After an enchanting morning, we were ready to head back into more central Tokyo to visit some must-see tourist locations. First on the list was Shibuya Crossing, rumoured to be the busiest intersection in the world. With every light-change, hundreds of people go in every direction while somehow still managing to dodge each other – and when we arrived the bustle was no less than described. As there’s only so long you can last in such a busy place, we moved on to a quieter location – a cat cafe on the 8th floor of a building. Upon emerging from the elevator, we were immediately given slippers and shown to the main seating area, centred around a huge cat tree. In such a densely populated and cute loving city, cat cafes are commonplace, and Cafe Mocha that we visited seemed to have picked only cats suitably pastel coloured for the aesthetic, which was very relaxing.
To round off our first full day in Japan, what better meal than sushi? We found a nearby conveyer belt restaurant, where despite my aversion to some things (namely fish roe and squid), we ate a delicious meal. One thing to note however, is that although each dish is pretty cheap, the plates stack up quickly!
The clouds parted for our last day in Tokyo, and in fact the burning sunshine meant we were grateful to escape the heat in the air-conditioned National Museum in Ueno park.

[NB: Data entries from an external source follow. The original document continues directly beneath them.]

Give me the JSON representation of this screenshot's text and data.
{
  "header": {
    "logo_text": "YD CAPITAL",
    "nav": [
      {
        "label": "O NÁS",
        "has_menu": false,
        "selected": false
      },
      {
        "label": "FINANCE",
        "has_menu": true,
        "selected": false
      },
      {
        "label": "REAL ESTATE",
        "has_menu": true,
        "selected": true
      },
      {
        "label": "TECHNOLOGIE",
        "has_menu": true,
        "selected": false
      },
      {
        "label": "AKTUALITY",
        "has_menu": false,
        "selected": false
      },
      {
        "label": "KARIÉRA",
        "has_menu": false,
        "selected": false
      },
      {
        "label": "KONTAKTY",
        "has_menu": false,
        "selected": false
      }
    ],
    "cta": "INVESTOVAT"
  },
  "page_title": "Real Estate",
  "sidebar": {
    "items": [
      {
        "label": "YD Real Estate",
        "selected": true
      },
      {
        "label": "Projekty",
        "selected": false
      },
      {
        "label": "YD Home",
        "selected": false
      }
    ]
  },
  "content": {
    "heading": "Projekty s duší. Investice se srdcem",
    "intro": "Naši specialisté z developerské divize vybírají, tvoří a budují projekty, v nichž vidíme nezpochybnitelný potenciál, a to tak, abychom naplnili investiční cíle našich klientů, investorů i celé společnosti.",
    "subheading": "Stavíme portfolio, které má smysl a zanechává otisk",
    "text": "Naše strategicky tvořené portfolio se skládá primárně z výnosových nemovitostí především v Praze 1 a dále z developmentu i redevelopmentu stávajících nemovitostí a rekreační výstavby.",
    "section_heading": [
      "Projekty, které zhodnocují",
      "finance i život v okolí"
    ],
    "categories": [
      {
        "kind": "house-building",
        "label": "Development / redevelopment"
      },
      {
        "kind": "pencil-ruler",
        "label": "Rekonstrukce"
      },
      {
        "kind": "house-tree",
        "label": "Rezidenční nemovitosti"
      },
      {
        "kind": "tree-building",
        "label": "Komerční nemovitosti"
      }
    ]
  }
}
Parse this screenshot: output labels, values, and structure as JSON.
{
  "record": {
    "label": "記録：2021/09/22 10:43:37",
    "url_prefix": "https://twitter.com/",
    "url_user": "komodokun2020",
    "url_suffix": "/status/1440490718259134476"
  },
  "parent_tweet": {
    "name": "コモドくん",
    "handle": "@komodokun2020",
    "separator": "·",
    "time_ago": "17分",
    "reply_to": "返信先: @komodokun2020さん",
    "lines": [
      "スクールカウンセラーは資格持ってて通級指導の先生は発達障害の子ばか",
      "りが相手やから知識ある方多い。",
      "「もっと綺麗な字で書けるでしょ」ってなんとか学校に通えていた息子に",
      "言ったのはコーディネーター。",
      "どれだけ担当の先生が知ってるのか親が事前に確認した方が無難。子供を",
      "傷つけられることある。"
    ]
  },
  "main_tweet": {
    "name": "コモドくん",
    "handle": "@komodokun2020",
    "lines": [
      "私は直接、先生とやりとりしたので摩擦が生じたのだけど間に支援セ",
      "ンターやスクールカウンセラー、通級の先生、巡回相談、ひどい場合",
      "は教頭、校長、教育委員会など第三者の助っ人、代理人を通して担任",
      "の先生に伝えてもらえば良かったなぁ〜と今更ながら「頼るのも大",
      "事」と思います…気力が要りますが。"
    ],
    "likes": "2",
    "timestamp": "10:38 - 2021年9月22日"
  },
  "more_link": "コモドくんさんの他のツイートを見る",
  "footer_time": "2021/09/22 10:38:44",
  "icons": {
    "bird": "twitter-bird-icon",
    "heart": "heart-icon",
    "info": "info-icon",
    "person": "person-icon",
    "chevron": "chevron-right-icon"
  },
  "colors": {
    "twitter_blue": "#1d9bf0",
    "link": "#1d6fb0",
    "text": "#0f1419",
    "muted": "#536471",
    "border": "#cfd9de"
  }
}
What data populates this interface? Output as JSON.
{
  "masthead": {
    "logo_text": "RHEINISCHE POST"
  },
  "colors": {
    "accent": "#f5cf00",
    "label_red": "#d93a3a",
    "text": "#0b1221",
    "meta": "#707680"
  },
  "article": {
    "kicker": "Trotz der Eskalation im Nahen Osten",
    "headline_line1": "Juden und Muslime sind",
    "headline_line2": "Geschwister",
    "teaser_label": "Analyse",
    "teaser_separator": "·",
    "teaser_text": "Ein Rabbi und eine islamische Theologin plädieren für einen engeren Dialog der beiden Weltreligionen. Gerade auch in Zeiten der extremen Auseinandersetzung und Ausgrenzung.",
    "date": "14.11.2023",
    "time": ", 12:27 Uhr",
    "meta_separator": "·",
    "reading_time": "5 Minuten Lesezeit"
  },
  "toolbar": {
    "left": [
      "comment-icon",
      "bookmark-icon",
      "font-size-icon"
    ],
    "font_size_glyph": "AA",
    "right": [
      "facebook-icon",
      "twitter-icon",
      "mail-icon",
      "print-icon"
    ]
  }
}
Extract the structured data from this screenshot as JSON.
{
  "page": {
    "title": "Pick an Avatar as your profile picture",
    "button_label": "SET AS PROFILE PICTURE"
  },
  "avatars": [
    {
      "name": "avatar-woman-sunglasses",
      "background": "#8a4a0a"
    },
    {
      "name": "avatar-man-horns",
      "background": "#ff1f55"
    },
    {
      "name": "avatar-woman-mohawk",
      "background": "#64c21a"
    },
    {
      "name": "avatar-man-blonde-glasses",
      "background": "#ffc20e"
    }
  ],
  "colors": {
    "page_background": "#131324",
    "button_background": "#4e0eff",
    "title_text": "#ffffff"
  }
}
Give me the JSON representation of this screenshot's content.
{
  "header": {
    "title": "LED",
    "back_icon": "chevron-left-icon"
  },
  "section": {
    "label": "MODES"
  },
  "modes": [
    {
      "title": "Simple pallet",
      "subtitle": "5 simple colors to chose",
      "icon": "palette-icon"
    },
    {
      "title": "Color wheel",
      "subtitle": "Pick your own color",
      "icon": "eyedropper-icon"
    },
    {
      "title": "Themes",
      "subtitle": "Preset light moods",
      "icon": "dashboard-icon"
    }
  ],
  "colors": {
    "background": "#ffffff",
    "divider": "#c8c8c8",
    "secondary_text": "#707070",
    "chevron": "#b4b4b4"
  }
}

There we were able to see intricately painted traditional screens and many samurai relics. As everyone should agree, food is the most exciting part of any outing, and wandering the streets near Ueno station was certainly an enticing experience. A matcha ice cream was the perfect antidote to the temperature (though it had to be eaten quickly to avoid drips!). I then found taiyaki, which I had previously only been able to ogle online. It is a delicious fish shaped pancake, filled with red bean paste – a sweet and tasty mix unique to this area of Asia.
Next we visited a small and lovely origami gallery and studio, in which there were such delicate models of women in kimonos that it was hard to believe they were entirely constructed from paper! The wide range of papers available in the shop were all so beautiful, some floral and some gilded, that we spent a long time simply admiring them while listening to an old man explain that he was the fourth generation of a family of origami masters – it is certainly an art form passed down through the ages to rival any other!
The one major location left on our list was Akihabara, gamers delight! So on the metro we hopped, and shortly emerged to bright lights and anime girls as tall as the tower blocks they were plastered to. The sheer quantity of lovely plastic trinkets and models available here is impressive – one shop we entered filled five floors with merchandise of many different anime shows.
Tokyo was everything I hoped and more: it is so enormous and interesting that one could never hope to experience it all in only a few days, but my first plunge into Japanese culture and life abroad was certainly wonderful!